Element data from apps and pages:

• • •

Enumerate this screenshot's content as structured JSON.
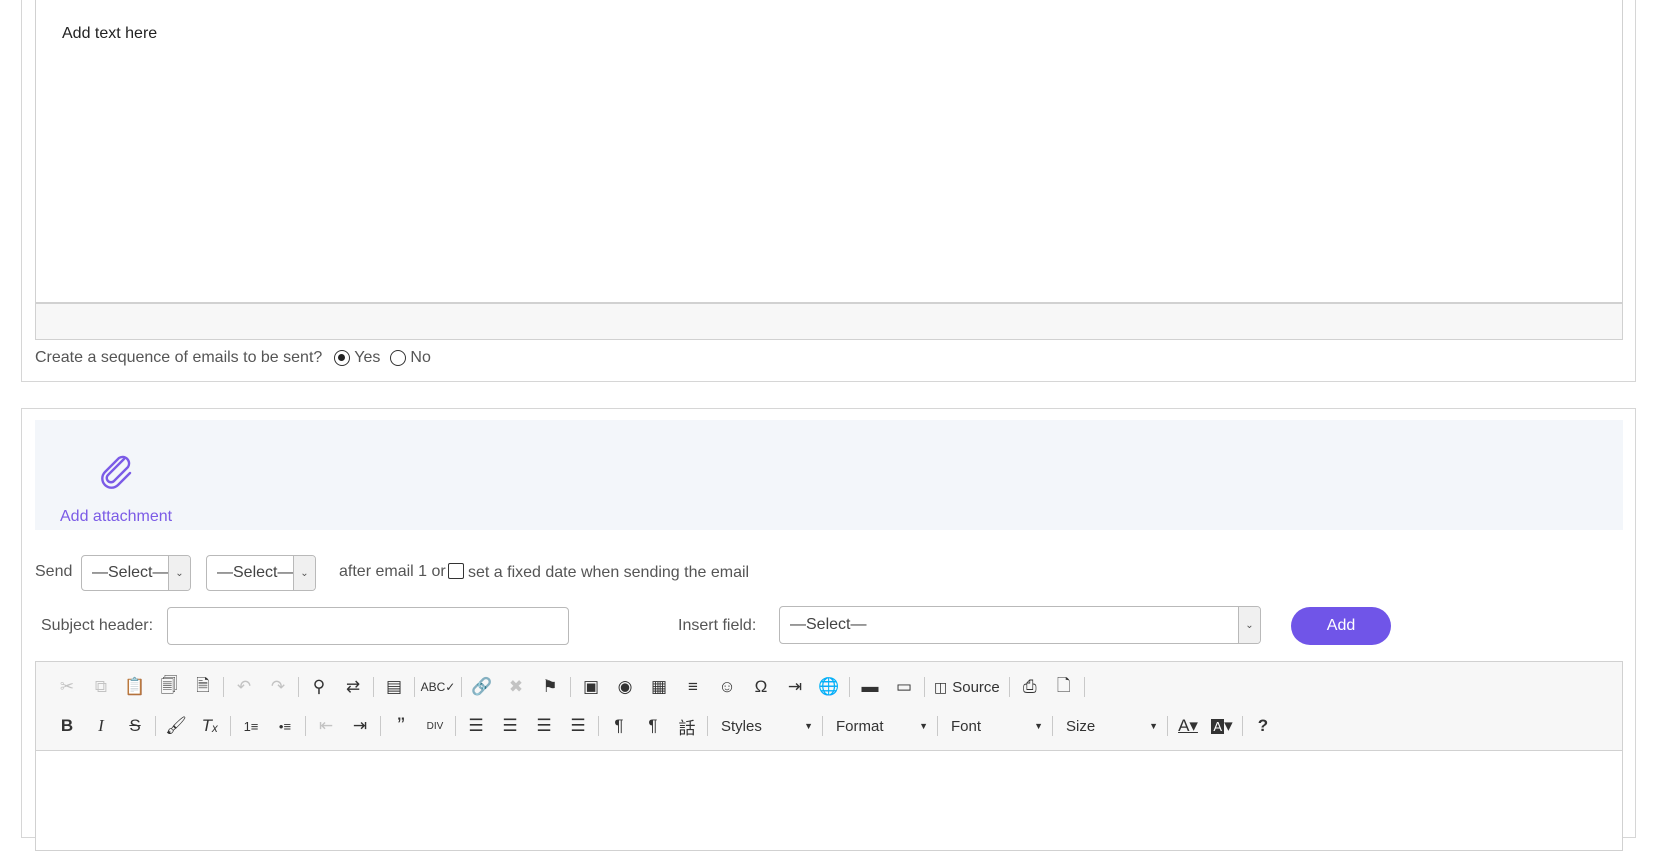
{
  "editor_top": {
    "body_text": "Add text here"
  },
  "sequence": {
    "question": "Create a sequence of emails to be sent?",
    "options": [
      {
        "label": "Yes",
        "selected": true
      },
      {
        "label": "No",
        "selected": false
      }
    ]
  },
  "attachment": {
    "label": "Add attachment",
    "icon": "paperclip-icon",
    "accent_color": "#7b5be6"
  },
  "send_row": {
    "send_label": "Send",
    "select1_value": "—Select—",
    "select2_value": "—Select—",
    "after_text": "after email 1 or",
    "fixed_date_label": "set a fixed date when sending the email",
    "fixed_date_checked": false
  },
  "subject_row": {
    "subject_label": "Subject header:",
    "subject_value": "",
    "insert_label": "Insert field:",
    "insert_value": "—Select—",
    "add_button": "Add",
    "button_color": "#7055e8"
  },
  "toolbar": {
    "source_label": "Source",
    "styles_label": "Styles",
    "format_label": "Format",
    "font_label": "Font",
    "size_label": "Size"
  }
}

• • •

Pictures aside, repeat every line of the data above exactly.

Response box:
Enumerate this screenshot's content as structured JSON.
{
  "editor_top": {
    "body_text": "Add text here"
  },
  "sequence": {
    "question": "Create a sequence of emails to be sent?",
    "options": [
      {
        "label": "Yes",
        "selected": true
      },
      {
        "label": "No",
        "selected": false
      }
    ]
  },
  "attachment": {
    "label": "Add attachment",
    "icon": "paperclip-icon",
    "accent_color": "#7b5be6"
  },
  "send_row": {
    "send_label": "Send",
    "select1_value": "—Select—",
    "select2_value": "—Select—",
    "after_text": "after email 1 or",
    "fixed_date_label": "set a fixed date when sending the email",
    "fixed_date_checked": false
  },
  "subject_row": {
    "subject_label": "Subject header:",
    "subject_value": "",
    "insert_label": "Insert field:",
    "insert_value": "—Select—",
    "add_button": "Add",
    "button_color": "#7055e8"
  },
  "toolbar": {
    "source_label": "Source",
    "styles_label": "Styles",
    "format_label": "Format",
    "font_label": "Font",
    "size_label": "Size"
  }
}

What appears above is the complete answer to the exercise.